*** Opening Dataset excerpts ***

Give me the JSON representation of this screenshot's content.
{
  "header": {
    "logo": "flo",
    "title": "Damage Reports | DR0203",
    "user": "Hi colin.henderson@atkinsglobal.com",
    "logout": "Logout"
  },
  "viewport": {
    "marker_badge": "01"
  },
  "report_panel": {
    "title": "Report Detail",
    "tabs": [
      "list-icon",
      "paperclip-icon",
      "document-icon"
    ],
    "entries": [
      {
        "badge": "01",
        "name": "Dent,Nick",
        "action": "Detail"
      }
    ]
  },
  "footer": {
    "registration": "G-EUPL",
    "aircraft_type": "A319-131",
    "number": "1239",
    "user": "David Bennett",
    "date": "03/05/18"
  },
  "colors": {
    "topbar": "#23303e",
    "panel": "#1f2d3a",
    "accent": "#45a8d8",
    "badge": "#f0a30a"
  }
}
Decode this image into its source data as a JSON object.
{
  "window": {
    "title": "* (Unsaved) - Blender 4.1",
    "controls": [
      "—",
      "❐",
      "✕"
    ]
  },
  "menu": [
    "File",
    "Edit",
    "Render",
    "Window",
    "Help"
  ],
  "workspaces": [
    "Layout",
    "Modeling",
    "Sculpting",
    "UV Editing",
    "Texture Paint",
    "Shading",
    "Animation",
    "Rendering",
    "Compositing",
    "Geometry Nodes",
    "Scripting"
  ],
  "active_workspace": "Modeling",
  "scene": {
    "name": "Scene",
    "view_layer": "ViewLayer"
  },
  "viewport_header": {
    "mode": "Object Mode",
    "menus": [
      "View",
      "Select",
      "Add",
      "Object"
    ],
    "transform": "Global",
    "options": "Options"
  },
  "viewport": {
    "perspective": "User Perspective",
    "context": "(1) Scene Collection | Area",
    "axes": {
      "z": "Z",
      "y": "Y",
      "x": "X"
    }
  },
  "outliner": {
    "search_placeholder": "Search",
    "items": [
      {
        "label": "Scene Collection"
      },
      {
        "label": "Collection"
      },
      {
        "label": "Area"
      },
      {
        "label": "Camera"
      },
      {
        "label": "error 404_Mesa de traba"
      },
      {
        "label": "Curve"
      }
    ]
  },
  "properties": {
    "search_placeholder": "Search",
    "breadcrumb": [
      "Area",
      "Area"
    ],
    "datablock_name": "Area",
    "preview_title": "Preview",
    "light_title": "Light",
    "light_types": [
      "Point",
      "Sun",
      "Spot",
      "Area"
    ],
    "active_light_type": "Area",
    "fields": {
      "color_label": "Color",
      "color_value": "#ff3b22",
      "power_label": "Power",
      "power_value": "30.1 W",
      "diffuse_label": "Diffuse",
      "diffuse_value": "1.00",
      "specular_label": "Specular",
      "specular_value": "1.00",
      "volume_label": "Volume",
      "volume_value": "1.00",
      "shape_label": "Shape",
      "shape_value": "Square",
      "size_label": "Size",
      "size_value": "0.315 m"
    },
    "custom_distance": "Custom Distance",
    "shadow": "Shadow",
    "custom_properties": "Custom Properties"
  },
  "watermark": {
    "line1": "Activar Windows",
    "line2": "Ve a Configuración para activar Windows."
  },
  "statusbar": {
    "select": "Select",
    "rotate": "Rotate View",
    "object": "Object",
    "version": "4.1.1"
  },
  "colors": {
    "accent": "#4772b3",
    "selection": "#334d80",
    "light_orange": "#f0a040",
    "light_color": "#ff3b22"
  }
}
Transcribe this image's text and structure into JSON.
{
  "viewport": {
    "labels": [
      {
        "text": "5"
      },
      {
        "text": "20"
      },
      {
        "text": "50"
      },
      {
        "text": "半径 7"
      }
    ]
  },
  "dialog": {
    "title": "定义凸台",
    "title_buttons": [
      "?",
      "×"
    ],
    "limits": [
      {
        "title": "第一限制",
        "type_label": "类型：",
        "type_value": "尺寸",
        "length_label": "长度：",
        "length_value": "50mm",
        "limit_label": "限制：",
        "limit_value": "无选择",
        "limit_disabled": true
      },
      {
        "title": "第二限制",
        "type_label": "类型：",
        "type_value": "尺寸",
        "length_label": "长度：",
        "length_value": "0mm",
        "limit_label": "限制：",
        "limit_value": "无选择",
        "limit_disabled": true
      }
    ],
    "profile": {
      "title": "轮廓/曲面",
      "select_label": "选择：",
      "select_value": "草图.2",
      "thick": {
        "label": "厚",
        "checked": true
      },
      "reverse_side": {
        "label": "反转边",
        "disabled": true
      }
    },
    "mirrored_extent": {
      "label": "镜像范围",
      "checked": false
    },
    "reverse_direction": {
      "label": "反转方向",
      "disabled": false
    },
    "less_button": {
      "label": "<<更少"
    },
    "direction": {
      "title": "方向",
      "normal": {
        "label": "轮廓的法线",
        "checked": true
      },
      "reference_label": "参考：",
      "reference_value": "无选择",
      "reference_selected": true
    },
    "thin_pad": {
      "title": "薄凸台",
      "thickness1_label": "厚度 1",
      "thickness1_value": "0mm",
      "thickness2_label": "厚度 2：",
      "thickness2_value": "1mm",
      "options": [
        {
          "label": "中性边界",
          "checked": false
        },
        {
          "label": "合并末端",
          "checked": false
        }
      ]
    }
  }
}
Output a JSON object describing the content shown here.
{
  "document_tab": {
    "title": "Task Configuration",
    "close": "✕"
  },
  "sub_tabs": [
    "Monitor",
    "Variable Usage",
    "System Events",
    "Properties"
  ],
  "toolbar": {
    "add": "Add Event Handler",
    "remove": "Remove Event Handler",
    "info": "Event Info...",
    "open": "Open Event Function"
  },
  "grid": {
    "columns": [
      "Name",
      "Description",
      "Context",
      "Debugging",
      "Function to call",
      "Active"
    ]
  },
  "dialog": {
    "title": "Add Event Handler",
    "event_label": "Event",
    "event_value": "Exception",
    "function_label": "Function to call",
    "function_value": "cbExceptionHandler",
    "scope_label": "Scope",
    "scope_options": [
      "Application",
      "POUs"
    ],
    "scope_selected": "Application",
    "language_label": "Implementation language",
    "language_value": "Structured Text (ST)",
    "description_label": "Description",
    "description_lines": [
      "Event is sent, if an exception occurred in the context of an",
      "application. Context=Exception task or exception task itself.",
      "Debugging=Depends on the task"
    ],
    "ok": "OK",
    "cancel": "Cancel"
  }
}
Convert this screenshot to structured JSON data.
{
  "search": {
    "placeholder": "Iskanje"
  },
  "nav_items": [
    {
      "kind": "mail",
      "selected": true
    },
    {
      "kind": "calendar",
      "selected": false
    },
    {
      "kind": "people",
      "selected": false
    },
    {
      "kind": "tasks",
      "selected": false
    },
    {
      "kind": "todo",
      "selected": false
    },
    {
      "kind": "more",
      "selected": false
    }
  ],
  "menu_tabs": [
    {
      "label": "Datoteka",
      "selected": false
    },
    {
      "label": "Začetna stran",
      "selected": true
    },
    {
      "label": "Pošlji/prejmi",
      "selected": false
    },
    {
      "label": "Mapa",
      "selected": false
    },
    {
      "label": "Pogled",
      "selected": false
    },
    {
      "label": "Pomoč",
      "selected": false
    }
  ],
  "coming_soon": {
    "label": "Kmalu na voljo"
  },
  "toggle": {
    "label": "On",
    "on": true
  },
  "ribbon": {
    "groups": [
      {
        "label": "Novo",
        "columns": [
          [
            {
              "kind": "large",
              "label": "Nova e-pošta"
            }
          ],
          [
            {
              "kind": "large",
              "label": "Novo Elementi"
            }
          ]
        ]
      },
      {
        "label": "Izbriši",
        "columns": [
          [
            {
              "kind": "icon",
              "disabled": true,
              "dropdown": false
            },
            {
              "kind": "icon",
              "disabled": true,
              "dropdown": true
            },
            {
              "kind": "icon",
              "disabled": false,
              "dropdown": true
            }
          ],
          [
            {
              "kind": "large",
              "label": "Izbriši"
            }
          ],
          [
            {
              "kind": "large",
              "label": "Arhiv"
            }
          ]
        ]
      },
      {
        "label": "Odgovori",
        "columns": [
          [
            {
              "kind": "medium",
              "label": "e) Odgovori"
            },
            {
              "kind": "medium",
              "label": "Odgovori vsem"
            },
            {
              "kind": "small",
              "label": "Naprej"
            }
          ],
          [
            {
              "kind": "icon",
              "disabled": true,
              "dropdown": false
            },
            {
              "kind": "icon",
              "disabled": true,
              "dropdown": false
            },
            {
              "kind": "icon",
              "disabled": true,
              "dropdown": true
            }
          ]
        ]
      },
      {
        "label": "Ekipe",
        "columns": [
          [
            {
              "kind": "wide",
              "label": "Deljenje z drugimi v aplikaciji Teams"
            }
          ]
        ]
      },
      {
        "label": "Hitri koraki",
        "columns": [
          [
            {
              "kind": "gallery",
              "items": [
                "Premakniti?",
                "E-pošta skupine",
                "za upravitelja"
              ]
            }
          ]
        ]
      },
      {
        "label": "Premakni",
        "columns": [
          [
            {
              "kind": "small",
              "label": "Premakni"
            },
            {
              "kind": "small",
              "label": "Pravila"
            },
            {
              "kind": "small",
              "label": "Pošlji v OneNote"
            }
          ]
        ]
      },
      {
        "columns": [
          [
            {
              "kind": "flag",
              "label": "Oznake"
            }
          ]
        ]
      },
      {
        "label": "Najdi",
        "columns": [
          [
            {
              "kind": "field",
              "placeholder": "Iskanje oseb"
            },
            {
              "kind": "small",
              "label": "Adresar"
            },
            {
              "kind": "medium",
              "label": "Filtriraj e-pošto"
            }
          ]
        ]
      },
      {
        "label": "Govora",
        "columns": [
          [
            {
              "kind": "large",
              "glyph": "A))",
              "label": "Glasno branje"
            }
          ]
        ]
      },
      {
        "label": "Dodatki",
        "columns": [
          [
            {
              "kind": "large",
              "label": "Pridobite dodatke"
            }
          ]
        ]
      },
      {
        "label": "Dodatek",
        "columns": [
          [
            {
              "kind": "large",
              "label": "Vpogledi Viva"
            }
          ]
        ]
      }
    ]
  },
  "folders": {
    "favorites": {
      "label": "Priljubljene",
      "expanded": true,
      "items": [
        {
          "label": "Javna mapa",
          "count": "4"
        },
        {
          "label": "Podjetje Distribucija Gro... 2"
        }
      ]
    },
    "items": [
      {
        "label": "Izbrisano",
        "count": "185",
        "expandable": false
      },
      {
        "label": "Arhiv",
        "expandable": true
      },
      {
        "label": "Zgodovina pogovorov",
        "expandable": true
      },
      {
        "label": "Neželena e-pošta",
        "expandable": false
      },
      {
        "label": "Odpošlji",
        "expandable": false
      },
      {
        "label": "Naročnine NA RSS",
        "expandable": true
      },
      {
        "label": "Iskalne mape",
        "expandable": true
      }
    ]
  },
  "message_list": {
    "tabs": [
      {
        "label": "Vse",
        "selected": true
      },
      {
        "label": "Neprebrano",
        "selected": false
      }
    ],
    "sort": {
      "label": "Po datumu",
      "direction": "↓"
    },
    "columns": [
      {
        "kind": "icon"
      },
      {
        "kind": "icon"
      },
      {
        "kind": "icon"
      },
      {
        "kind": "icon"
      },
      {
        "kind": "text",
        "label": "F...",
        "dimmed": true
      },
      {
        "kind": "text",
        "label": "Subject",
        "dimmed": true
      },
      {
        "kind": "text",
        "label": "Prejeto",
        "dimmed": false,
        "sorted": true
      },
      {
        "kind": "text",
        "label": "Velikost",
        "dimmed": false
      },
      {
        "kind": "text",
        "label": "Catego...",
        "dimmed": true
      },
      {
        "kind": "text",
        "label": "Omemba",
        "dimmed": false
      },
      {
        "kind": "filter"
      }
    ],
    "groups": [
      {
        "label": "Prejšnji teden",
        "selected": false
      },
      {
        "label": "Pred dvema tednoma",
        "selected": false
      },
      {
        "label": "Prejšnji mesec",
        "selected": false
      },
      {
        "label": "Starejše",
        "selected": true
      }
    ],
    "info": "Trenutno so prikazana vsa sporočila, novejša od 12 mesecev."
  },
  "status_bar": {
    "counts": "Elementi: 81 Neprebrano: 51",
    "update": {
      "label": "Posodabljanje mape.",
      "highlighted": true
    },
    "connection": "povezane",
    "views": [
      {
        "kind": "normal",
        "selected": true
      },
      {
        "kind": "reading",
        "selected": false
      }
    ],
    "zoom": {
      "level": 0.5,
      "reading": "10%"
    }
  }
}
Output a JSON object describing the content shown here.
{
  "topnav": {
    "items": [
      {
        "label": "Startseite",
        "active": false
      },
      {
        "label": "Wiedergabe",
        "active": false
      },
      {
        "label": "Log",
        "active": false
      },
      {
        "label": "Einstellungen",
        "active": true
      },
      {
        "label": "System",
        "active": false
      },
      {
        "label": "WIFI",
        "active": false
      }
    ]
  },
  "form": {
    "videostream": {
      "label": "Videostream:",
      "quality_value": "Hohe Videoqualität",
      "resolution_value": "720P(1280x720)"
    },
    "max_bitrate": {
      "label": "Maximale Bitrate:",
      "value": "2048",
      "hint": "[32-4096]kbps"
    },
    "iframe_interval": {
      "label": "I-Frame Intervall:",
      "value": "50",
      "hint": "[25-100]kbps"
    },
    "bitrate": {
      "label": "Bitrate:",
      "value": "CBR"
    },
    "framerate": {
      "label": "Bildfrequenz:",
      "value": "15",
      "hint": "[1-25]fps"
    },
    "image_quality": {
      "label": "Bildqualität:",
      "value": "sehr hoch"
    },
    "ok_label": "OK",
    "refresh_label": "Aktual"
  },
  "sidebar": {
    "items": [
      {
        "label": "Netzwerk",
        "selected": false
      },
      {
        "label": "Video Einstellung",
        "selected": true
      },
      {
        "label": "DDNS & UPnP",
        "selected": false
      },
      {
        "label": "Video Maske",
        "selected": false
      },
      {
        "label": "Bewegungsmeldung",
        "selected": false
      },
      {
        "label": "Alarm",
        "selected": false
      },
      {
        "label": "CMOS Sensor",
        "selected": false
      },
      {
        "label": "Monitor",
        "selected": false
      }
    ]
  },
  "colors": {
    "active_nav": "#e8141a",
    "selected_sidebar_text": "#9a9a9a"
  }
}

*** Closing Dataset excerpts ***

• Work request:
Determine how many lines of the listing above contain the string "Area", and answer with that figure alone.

• Output of the exercise:
7